(408e) Guidelines for Techno-Economic Assessment of Carbon Capture and Utilization Technologies | AIChE

(408e) Guidelines for Techno-Economic Assessment of Carbon Capture and Utilization Technologies


Michailos, S., The University of Sheffield
Marxen, A., Institute for Advanced Sustainability Studies e.V. (IASS)
Naims, H., Institute for Advanced Sustainability Studies e.V. (IASS)
Armstrong, K., The University of Sheffield
Styring, P., The University of Sheffield
Carbon capture and utilization (CCU) technologies have shown the potential to reduce environmental impacts and to entail economic advantages as CO2 can replace more expensive conventional carbon feedstocks such as fossil resources.1,2 A market study of 2016 projected a revenue of up to 800 billion US Dollars for CCU products per year through 2030, relating an annual uptake of up to 7 billion tonnes of CO2.3

However, economic advantages are not always guaranteed since CCU technologies face several challenges, for example high energy demands which often lead to increased operational costs. Many economic or financial analyses of identical technologies deviate in their results due to different methods, assumptions or use of data. To enable a fair and comprehensive decision making based on results of economic analyses of CCU technologies guidelines for systematic and standardized techno-economic assessment (TEA) of CCU technologies have been developed. TEA is a methodology framework to assess the technical and economic performance of a process, product or service.

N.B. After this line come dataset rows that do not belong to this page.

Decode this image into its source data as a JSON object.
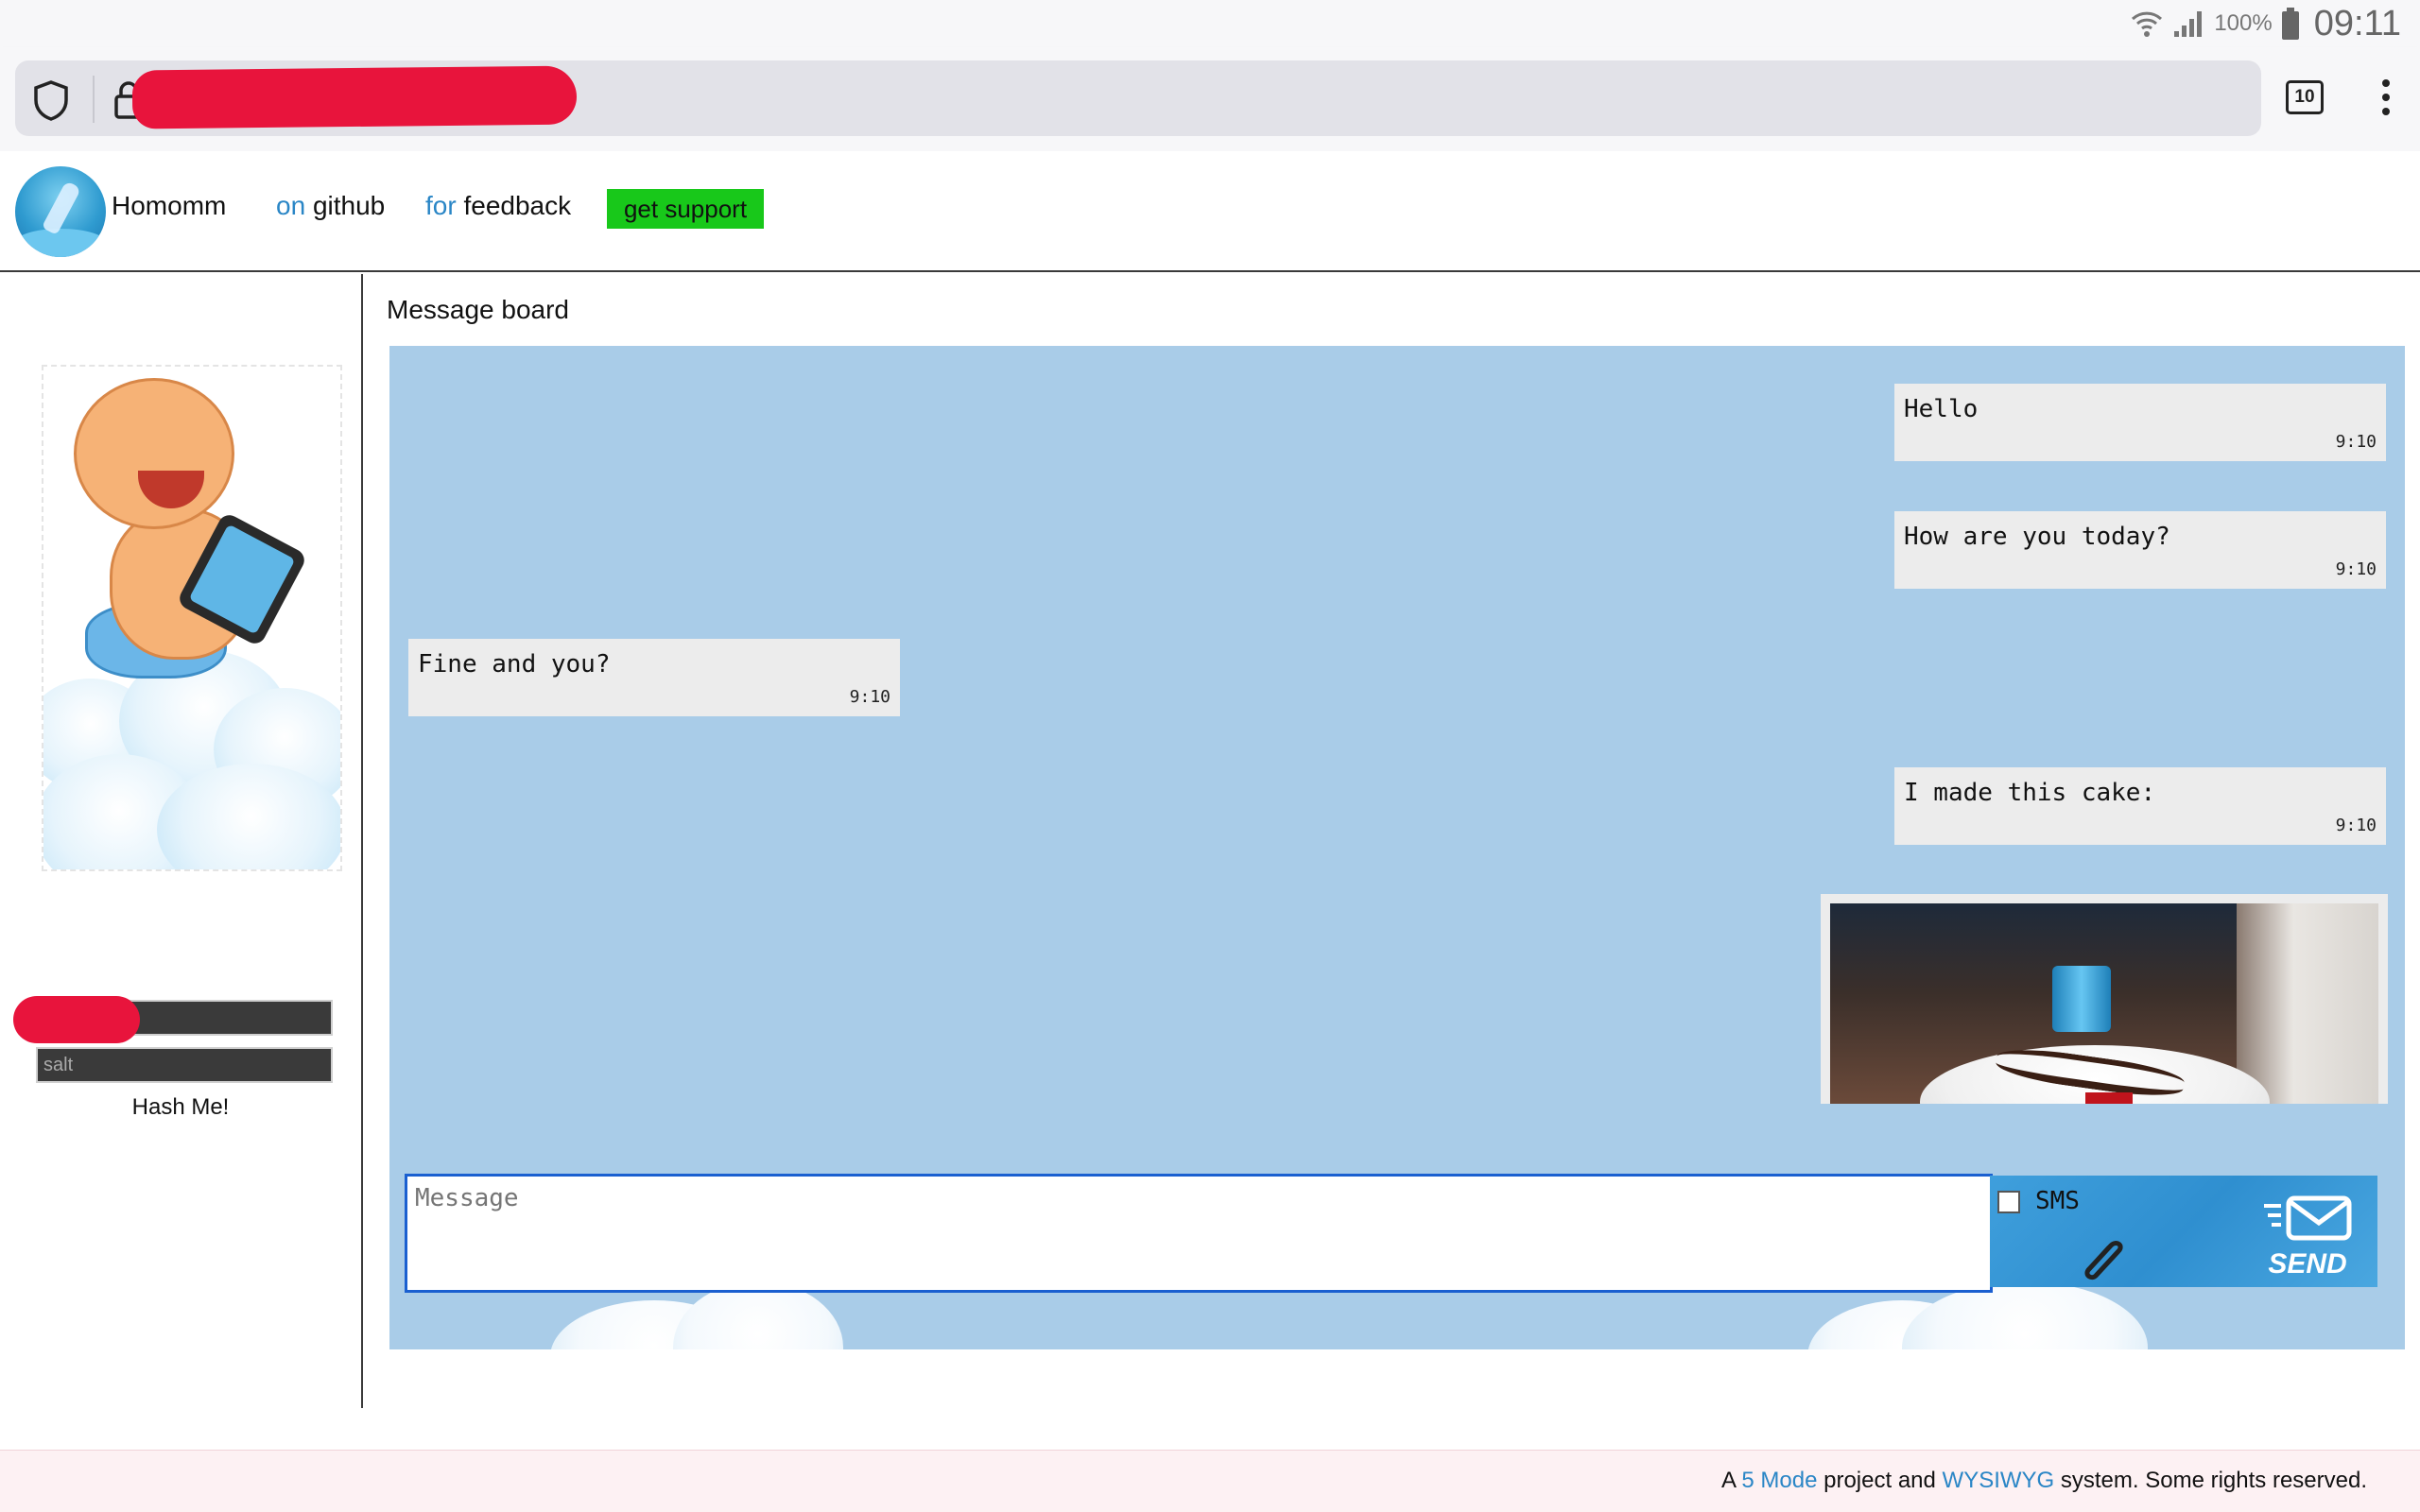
{
  "status_bar": {
    "battery": "100%",
    "time": "09:11",
    "icons": [
      "wifi-icon",
      "signal-icon",
      "battery-icon"
    ]
  },
  "browser": {
    "tab_count": "10",
    "icons": [
      "shield-icon",
      "lock-icon",
      "kebab-menu-icon"
    ]
  },
  "header": {
    "brand": "Homomm",
    "nav_github_prefix": "on",
    "nav_github_label": "github",
    "nav_feedback_prefix": "for",
    "nav_feedback_label": "feedback",
    "support_label": "get support",
    "support_color": "#18c81a",
    "link_color": "#2a86c6"
  },
  "sidebar": {
    "salt_placeholder": "salt",
    "hash_button": "Hash Me!"
  },
  "board": {
    "title": "Message board",
    "background_color": "#a9cce8",
    "messages": [
      {
        "text": "Hello",
        "time": "9:10",
        "side": "right"
      },
      {
        "text": "How are you today?",
        "time": "9:10",
        "side": "right"
      },
      {
        "text": "Fine and you?",
        "time": "9:10",
        "side": "left"
      },
      {
        "text": "I made this cake:",
        "time": "9:10",
        "side": "right"
      }
    ],
    "image_message": {
      "side": "right",
      "content": "cake-photo"
    }
  },
  "composer": {
    "placeholder": "Message",
    "sms_label": "SMS",
    "sms_checked": false,
    "send_label": "SEND",
    "icons": [
      "paperclip-icon",
      "send-envelope-icon"
    ]
  },
  "footer": {
    "prefix": "A ",
    "link1": "5 Mode",
    "middle": " project and ",
    "link2": "WYSIWYG",
    "suffix": " system. Some rights reserved."
  }
}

Following the standard procedure for Life Cycle Assessment (LCA), the guidelines comprise of the following phases: goal and scope, economic and technical inventory data collection, TEA indicator calculation and the interpretation of results.4 The goal provides the framework for the overall study and CCU specific research, development and deployment questions, the scope defines what aspects are included and how the comparison of CCU technologies with conventional processes is being conducted, the inventory collects all relevant data which is required for the indicator calculation producing the TEA results. The interpretation phase simultaneously evaluates the results from other phases by analyzing the uncertainty and sensitivity. The goal and all interpreted results are summarized in the final reporting.

TEA results will be integrated with LCA results, since decision making often is dependent on economic as well as ecologic aspects of CCU technologies. In all phases, CCU specific challenges will be addressed and guidance how to address these challenges will be given. The application of the guidelines will be demonstrated with three case studies from different CCU fields: chemicals, fuels and minerals.

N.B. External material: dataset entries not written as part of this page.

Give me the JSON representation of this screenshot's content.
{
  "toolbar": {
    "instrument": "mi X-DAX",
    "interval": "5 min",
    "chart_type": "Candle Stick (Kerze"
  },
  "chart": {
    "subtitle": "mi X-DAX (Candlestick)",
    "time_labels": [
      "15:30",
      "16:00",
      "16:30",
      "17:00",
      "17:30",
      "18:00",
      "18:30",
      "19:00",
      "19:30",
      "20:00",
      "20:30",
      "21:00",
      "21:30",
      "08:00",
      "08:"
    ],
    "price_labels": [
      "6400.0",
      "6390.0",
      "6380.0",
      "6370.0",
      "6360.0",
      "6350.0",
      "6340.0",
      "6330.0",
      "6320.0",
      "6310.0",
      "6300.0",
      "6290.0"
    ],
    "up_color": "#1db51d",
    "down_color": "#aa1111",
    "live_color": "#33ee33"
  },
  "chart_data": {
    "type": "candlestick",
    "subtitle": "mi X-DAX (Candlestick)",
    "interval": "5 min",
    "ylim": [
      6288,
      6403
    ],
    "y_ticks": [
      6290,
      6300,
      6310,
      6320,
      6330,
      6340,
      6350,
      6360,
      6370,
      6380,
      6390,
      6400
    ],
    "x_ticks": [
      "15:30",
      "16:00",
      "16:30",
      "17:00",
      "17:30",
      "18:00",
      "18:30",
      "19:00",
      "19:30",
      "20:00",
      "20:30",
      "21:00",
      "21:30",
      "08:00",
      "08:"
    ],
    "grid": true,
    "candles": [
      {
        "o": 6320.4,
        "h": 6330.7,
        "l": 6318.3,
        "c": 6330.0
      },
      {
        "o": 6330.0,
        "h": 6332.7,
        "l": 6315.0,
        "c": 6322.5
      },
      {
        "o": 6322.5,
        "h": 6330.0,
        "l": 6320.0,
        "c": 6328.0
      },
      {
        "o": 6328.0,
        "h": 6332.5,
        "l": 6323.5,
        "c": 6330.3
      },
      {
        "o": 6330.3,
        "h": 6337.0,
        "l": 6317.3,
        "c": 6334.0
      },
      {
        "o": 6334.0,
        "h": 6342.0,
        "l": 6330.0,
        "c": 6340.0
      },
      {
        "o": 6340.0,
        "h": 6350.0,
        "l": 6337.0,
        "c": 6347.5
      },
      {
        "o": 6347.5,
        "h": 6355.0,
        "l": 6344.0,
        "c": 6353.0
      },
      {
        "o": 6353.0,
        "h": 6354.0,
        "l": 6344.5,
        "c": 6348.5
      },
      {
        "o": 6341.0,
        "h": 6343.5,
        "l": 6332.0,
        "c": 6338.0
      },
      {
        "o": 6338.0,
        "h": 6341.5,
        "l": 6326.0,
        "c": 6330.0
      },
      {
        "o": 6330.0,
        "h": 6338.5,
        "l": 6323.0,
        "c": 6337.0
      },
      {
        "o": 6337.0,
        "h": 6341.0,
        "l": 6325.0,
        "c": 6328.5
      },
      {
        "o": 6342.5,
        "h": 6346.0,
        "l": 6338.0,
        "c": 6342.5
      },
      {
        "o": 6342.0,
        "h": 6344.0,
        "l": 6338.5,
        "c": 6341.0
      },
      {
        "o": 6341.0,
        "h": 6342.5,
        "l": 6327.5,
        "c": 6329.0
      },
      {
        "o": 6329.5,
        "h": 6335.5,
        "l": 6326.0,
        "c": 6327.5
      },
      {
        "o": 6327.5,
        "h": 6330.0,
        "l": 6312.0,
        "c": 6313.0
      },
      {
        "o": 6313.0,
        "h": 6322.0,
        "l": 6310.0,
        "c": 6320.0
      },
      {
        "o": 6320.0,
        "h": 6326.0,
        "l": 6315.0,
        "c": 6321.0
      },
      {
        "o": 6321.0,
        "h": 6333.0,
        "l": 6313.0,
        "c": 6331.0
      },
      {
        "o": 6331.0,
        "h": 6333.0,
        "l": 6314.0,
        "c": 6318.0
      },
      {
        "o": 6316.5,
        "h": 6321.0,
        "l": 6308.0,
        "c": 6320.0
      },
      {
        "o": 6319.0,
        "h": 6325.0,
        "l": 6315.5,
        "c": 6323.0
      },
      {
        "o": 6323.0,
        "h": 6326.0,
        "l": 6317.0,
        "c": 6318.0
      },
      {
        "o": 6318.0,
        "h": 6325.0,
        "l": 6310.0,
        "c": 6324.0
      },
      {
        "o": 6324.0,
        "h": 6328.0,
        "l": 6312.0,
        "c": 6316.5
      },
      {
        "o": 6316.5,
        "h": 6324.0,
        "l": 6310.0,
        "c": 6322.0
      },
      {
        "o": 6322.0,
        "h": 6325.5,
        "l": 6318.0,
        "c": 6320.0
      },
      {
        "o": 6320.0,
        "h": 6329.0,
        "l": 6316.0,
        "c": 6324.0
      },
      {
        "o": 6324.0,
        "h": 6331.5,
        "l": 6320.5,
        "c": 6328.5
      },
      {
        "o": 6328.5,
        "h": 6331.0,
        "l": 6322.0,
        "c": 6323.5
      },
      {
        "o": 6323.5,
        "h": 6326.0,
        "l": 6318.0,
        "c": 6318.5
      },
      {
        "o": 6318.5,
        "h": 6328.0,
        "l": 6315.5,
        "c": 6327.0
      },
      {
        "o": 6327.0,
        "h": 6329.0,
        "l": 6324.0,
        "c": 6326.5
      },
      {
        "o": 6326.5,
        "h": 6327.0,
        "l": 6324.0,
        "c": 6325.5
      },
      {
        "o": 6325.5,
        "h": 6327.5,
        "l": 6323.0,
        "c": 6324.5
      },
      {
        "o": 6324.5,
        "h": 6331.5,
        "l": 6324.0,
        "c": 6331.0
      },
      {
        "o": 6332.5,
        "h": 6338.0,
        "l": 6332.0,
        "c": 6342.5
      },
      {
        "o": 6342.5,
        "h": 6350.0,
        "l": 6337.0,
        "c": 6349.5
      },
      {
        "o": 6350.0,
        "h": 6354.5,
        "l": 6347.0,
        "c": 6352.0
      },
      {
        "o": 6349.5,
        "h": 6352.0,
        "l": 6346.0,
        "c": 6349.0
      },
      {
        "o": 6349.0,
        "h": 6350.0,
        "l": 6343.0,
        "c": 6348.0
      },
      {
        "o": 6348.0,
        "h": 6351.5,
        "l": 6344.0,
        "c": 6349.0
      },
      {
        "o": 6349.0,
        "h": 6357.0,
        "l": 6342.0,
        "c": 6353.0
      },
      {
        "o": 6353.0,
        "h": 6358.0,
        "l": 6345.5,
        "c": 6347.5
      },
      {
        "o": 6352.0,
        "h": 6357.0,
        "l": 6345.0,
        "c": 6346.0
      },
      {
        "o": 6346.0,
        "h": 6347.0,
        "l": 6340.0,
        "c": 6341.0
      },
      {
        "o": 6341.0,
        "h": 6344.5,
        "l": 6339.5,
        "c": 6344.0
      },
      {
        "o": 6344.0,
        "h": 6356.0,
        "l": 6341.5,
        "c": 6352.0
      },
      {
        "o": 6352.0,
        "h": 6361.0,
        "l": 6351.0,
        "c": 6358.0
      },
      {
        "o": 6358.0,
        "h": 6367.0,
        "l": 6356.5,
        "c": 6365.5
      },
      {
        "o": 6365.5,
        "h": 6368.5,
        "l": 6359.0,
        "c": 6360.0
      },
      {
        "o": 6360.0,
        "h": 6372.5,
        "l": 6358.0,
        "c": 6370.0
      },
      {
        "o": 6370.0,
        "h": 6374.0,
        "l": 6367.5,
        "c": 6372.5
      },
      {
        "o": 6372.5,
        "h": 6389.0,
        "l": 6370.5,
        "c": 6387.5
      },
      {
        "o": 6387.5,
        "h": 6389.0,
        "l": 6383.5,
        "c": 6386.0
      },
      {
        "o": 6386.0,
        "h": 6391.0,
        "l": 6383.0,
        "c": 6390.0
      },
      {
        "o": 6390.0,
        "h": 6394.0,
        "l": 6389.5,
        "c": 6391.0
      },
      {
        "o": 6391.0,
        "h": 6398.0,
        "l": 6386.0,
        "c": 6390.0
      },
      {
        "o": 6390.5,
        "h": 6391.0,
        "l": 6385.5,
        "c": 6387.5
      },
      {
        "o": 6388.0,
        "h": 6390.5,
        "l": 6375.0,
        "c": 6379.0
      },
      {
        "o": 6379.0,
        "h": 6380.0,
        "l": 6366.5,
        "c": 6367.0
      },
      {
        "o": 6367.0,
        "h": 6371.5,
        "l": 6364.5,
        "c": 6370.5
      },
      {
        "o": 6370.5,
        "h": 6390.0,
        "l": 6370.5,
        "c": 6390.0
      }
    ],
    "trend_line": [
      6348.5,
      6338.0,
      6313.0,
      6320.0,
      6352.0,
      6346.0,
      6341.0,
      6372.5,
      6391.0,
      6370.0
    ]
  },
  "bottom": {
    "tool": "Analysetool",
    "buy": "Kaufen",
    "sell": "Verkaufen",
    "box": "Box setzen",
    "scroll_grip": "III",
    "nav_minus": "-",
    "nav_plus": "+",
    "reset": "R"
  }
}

We acknowledge the financial support from CO2 Sciences and EIT Climate KIC.


[1] A. W. Zimmermann, M. Kant, T. Strunge, E. Tzimas, W. Leitner, W. Arlt, P. Styring, K. Arning, M. Ziefle, R. Meys, A. Kätelhön, A. Bardow, A. Castillo Castillo, N. Flanders, S. Marinić, and S.-P. Mechnig, CO2 Utilisation Today: Report 2017.

[2] P. Styring, E. A. Quadrelli, and K. Armstrong, Carbon Dioxide Utilisation. Elsevier Science, 2015.

[3] CO2 Sciences and The Global CO2 Initiative, “Global Roadmap for Implementing CO2 Utilization,” 2016.

[4] European Commission - Joint Research Centre, ILCD Handbook - General guide for Life Cycle Assessment - Detailed guidance. Luxembourg, 2010.